I like the idea of the Rangel Rule for other Americans … a loophole for the ordinary.

Bill (Crosbie, Canadian Foreign Ministry, Ottawa)


This was said AFTER the Secreatry of Treasury was confirmed WITH tax issues.

Donna (Wiesner-Keene, Alexandria, VA)


Enjoy the warm breezes.

I agree and share the outrage and dismay at public figures — in the financial world, so they have to know better–assuming they are above the tax laws, while we the sheep dutifully calculate our pittance and pay up.  Obama (and the Pope, in his sphere)  need to listen up.  Regards,

Dorothy (McManus, Alexandria, Va)


I have a bit different take on it.  The indiscretions were minor in my opinion, but Obama made such a thing during the campaign about style and process (change you can count on; doing things differently in DC; no lobbyists in government) he has now been caught on his own campaign rhetoric.  When substance should matter ("Hey! I really need him for the health agenda"), he has no choice but to dump Daschle because he told people to watch the style and process, not the substance, of his administration.  So…we’re watching.
Jim (Kolbe, former U.S. Representative from Arizona)


I am a fan of President Obama but, frankly, it’s a bit creepy to have a Secretary of the Treasury who’s a tax cheat.  TOM (Lauria, Arlington, VA)


Yes, a pity that he had to do that within the first few days of his administration.  After all he has to rely on his advisors to check things out for him who obviously let him down.  Great that he still accepted responsibility instead of passing the buck to his juniors.  I trust the American public will see that.

I see your "retirement" is a busy one….

Cheers, Sam (Alfreds, Victoria, Australia)



Geithner and Daschle were trapped in a sudden tectonic cultural perception shift, Daschle with greater negative impact.  This was accurately and hilariously identified by David Brooks in his excellent op-ed item in the Feb. 3 New York Times.  q.v.:

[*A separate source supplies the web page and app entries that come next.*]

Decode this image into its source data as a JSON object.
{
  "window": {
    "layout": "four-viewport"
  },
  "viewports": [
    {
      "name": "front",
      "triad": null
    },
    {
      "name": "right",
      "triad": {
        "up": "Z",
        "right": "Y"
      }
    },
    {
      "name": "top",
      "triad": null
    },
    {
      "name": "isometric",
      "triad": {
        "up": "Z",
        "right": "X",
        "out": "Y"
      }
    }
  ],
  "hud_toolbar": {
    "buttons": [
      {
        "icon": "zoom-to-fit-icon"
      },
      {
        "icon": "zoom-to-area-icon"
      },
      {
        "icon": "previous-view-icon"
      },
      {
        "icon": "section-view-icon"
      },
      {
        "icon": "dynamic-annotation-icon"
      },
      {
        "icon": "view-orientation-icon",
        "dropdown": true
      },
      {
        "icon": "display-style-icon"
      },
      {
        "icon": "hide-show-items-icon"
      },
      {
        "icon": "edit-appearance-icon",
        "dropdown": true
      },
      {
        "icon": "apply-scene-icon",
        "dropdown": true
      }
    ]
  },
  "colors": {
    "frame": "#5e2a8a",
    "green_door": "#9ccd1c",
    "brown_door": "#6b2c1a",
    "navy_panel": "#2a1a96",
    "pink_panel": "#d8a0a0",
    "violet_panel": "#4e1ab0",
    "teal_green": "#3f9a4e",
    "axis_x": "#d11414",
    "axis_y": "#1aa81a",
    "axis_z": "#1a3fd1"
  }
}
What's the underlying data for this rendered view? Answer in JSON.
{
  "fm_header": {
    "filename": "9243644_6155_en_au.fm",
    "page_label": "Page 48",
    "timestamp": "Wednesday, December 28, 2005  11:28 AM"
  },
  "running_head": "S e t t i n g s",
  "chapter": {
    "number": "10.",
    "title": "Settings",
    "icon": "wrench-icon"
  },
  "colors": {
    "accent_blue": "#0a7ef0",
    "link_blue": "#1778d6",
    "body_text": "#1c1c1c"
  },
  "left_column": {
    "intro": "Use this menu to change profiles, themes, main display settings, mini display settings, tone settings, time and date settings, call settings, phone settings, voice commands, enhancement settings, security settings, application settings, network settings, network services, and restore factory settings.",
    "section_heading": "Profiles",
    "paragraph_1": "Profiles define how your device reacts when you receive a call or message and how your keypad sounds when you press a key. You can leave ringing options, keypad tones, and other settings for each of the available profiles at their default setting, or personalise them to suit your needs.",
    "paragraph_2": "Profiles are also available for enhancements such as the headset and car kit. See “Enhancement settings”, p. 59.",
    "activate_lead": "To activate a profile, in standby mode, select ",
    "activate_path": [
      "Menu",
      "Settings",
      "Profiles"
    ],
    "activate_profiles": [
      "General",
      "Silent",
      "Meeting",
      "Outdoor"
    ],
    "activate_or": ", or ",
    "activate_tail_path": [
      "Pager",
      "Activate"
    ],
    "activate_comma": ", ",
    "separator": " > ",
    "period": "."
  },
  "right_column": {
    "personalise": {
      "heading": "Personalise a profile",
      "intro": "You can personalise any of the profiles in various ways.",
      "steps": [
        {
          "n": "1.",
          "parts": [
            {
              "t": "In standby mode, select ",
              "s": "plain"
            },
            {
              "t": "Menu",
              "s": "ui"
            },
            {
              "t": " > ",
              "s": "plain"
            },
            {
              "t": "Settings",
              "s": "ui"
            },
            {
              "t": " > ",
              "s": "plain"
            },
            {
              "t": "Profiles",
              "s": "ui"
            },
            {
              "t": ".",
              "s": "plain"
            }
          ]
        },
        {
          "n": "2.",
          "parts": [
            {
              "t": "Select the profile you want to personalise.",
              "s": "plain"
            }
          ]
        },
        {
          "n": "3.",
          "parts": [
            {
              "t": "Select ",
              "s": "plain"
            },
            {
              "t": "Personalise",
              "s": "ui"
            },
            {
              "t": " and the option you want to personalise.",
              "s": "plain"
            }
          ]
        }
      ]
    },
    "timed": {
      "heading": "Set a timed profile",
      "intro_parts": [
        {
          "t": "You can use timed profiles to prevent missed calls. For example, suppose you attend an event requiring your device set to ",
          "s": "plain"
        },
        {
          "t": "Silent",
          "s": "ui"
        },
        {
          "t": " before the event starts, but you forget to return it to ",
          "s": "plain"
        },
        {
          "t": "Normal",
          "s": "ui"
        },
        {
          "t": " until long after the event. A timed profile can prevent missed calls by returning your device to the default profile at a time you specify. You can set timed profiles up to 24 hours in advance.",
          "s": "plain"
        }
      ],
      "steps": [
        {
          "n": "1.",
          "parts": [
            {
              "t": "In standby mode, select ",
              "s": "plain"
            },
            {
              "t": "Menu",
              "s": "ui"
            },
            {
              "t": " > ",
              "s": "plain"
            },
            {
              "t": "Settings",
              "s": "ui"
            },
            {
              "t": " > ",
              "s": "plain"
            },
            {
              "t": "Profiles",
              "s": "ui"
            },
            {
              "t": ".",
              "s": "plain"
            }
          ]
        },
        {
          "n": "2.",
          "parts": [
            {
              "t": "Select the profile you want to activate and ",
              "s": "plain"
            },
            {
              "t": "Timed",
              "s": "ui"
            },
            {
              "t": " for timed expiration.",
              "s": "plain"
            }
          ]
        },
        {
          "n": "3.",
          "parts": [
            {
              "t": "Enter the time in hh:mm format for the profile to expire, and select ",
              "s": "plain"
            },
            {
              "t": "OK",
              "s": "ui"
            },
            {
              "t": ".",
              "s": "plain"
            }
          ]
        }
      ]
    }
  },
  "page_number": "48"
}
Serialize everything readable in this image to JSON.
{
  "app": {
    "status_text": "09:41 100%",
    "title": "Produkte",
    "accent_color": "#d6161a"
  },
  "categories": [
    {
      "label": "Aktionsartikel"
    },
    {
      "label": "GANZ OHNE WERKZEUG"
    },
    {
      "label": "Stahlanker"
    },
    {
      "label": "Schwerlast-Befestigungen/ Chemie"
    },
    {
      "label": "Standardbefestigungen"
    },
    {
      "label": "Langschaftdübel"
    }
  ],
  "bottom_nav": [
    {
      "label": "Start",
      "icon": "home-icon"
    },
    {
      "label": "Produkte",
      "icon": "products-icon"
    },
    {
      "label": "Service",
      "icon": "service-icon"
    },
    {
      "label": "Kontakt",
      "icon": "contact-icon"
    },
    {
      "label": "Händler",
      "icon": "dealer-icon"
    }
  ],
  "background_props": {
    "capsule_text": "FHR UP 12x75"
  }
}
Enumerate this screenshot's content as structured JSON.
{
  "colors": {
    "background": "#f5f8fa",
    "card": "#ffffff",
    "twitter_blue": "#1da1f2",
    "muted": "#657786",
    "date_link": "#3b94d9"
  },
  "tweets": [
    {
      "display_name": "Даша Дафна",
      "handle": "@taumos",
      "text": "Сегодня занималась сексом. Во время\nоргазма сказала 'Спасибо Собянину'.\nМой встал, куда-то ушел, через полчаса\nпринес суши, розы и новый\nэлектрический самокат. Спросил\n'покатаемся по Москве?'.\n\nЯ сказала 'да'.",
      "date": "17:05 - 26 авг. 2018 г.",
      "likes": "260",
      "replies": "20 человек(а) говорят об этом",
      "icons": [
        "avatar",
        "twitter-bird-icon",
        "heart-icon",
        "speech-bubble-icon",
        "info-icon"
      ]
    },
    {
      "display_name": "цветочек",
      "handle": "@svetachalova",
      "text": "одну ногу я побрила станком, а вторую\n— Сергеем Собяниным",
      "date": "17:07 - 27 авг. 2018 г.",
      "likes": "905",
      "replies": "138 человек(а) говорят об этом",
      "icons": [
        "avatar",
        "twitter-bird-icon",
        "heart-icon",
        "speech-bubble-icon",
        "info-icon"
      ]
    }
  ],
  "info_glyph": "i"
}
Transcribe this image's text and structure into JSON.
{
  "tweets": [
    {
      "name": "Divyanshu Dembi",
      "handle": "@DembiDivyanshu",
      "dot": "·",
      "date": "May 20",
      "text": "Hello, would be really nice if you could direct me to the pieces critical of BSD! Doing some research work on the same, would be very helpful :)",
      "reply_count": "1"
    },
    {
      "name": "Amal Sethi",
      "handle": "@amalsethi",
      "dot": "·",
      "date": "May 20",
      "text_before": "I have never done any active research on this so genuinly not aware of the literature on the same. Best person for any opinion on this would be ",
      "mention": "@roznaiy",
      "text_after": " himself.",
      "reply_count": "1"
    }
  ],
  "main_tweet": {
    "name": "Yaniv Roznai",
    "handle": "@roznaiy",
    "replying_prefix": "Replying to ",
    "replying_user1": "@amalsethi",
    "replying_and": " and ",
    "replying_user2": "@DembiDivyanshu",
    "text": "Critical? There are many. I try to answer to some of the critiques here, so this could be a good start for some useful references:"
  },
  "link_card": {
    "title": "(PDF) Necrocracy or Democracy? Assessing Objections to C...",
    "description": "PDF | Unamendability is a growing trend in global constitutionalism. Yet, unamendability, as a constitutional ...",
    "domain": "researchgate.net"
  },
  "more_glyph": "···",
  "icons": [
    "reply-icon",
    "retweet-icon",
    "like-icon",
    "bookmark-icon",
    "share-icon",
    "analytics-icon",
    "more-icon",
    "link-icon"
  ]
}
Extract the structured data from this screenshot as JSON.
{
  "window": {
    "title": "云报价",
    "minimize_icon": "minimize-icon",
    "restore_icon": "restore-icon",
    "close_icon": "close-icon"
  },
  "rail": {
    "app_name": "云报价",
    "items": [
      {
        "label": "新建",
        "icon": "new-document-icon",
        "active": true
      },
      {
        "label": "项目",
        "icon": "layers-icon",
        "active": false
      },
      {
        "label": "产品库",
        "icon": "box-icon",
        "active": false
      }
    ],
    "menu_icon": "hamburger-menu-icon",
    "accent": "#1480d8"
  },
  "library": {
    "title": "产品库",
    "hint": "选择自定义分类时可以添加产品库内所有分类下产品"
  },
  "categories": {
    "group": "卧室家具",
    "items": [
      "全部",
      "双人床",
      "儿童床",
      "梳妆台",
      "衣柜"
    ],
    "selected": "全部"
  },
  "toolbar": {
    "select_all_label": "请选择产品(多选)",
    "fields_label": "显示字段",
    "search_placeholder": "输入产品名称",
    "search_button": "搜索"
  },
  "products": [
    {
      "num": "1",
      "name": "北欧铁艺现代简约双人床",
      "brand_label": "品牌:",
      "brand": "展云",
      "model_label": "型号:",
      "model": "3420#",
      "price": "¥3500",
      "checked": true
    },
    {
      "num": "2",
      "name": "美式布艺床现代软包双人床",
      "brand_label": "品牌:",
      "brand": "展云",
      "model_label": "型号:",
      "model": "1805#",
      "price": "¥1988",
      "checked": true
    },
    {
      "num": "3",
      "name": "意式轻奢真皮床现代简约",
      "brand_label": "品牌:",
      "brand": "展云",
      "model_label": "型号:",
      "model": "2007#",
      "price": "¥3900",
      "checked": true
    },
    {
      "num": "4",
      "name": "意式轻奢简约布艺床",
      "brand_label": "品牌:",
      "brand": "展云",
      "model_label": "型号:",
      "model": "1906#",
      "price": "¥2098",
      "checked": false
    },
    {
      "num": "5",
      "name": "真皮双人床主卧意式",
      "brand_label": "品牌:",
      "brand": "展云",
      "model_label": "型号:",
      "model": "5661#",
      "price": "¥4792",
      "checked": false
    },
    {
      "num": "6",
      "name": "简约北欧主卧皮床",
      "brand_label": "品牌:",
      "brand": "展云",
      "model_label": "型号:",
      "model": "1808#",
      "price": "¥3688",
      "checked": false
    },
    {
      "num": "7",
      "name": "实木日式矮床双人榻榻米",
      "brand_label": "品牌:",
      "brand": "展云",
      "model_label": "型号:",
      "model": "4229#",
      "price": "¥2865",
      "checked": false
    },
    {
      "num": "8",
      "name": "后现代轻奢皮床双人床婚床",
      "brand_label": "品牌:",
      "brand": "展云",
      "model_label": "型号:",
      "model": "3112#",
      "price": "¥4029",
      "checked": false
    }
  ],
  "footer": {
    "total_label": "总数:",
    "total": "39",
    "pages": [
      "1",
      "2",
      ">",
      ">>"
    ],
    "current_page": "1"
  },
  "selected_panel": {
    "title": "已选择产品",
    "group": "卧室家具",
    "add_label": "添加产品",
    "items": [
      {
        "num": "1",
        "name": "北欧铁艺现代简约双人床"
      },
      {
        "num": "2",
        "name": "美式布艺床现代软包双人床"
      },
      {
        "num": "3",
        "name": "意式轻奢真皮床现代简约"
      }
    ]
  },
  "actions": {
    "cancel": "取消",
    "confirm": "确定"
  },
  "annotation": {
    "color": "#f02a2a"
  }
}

I was watching Lehrer’s News Hour a week or so ago, and some Wall Street type seemed perplexed about the massive bonuses provided to high level employees of various failing banks and financial houses.  "It’s been done that way for years," he said (or words to that effect), thus revealing the cluelessness of the malefactors of great wealth.  As Talleyrand said of the Bourbons, "They have forgotten nothing and learned nothing."  The same is true, I might add, of the Democrat Caucus in the House.  They are permanently stuck, like a fly in amber, in about 1978.

Enjoy the Caymans — it’s utterly frigid here.  Dinner when you return?

Tom (Neale, Washington, DC)



I too was pleased with Obama’s mea culpa, and the limousine liberal’s withdraw – but wonder why he was first so willing to fall into the typical cover-up and fight mode.

I also think this salary cap is a bunch of smoke and mirrors nonsense.

All in all, the groundwork is being laid for quite the ambitious administration. 

Rob (Teir, Houston, Texas)

"I think that God in creating Man somewhat overestimated his ability."

-Oscar Wilde


Hi Cayman Warren,
you have probably seen the enormous assault on health care "reform" by the Obama administration.
Do something, please …
And hope to see you in DC or Paris before long.
Very best, J. (Jacob Arfwedson, Paris, France)